Citation of Original PublicationWoo, J. M., Gibbons, R. D., Rogers, C. A., Qin, P., Kim, J. B., Roberts, D. W., & ... Postolache, T. T. (2012). Pollen counts and suicide rates. Association not replicated. Acta Psychiatrica Scandinavica, 125(2), 168-175. doi:10.1111/j.1600-0447.2011.01813.x

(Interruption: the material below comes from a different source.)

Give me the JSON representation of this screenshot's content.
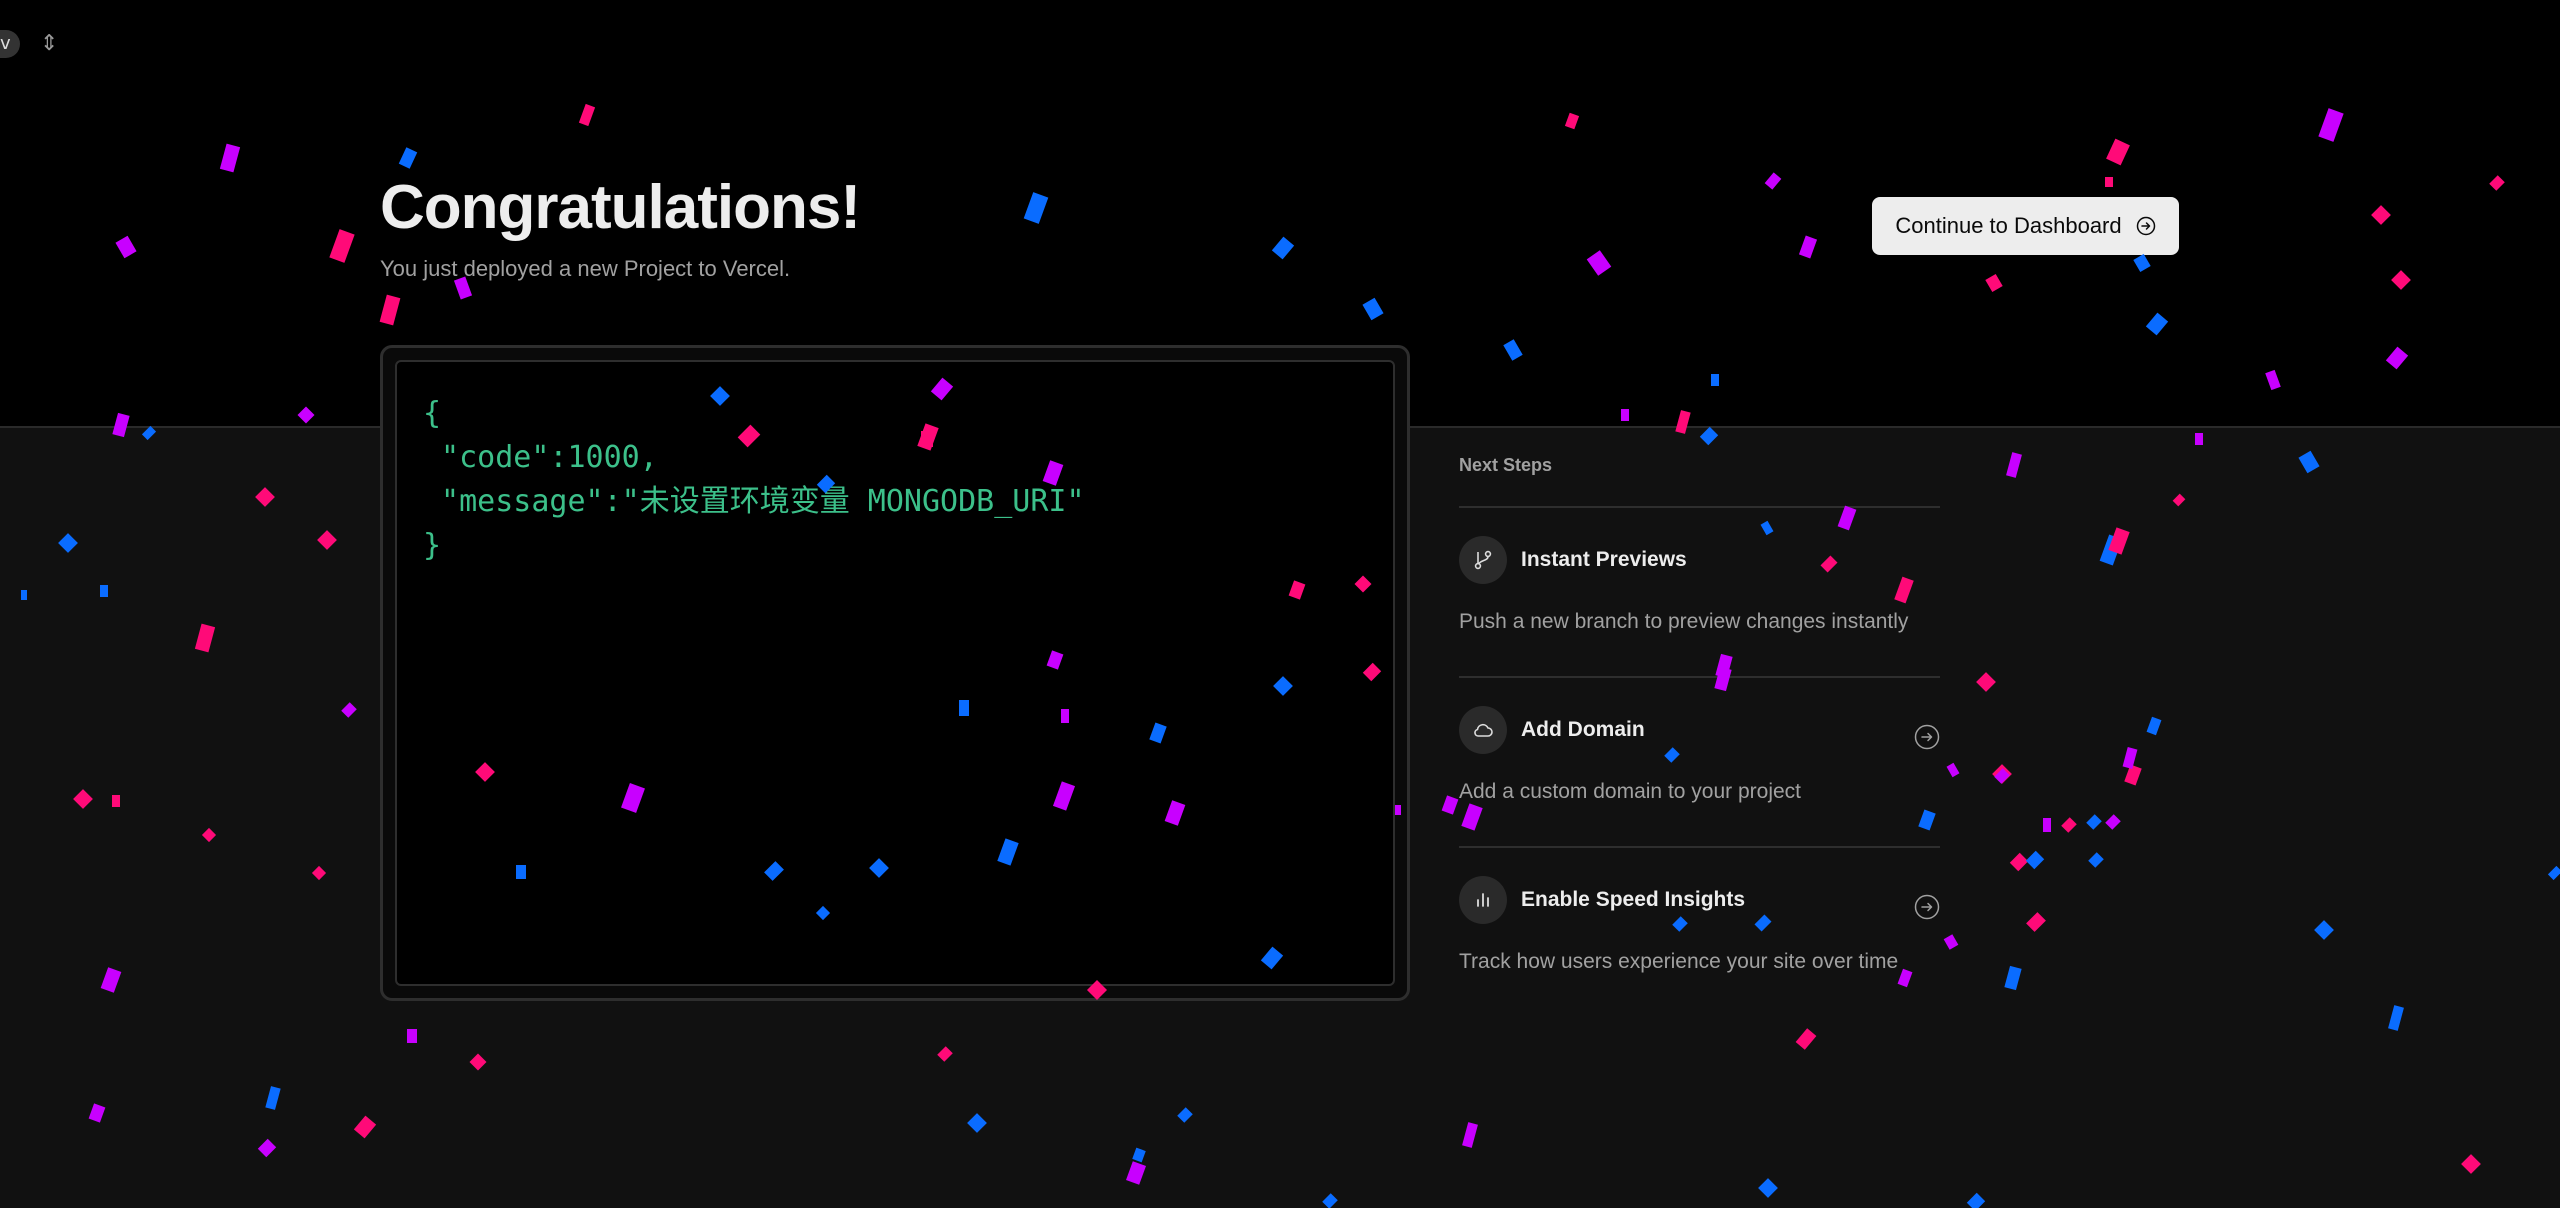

Objective: To replicate a previously reported association between pollen counts and county suicide rates in the continental United States, across space and time. Method: The authors evaluated the relationship between airborne pollen counts and suicide rates in 42 counties of the continental United States, containing a pollen-counting station participating in the Aeroallergen Monitoring Network in the United States (N = 120,076 suicides), considering years' quarter, age group, sex, race, rural/urban location, number of local psychiatrists, and median household income, from 1999 to 2002. The county-level effects were broken into between-county and within-county. Results: No within-county effects were found. Between-county effects for grass and ragweed pollen on suicide rates lost statistical significance after adjustment for median income, number of psychiatrists, and urban vs. rural location. Conclusion: Future research is necessary to reappraise the previously reported relationship between pollen levels and suicide rates that may have been driven by socioeconomic confounders.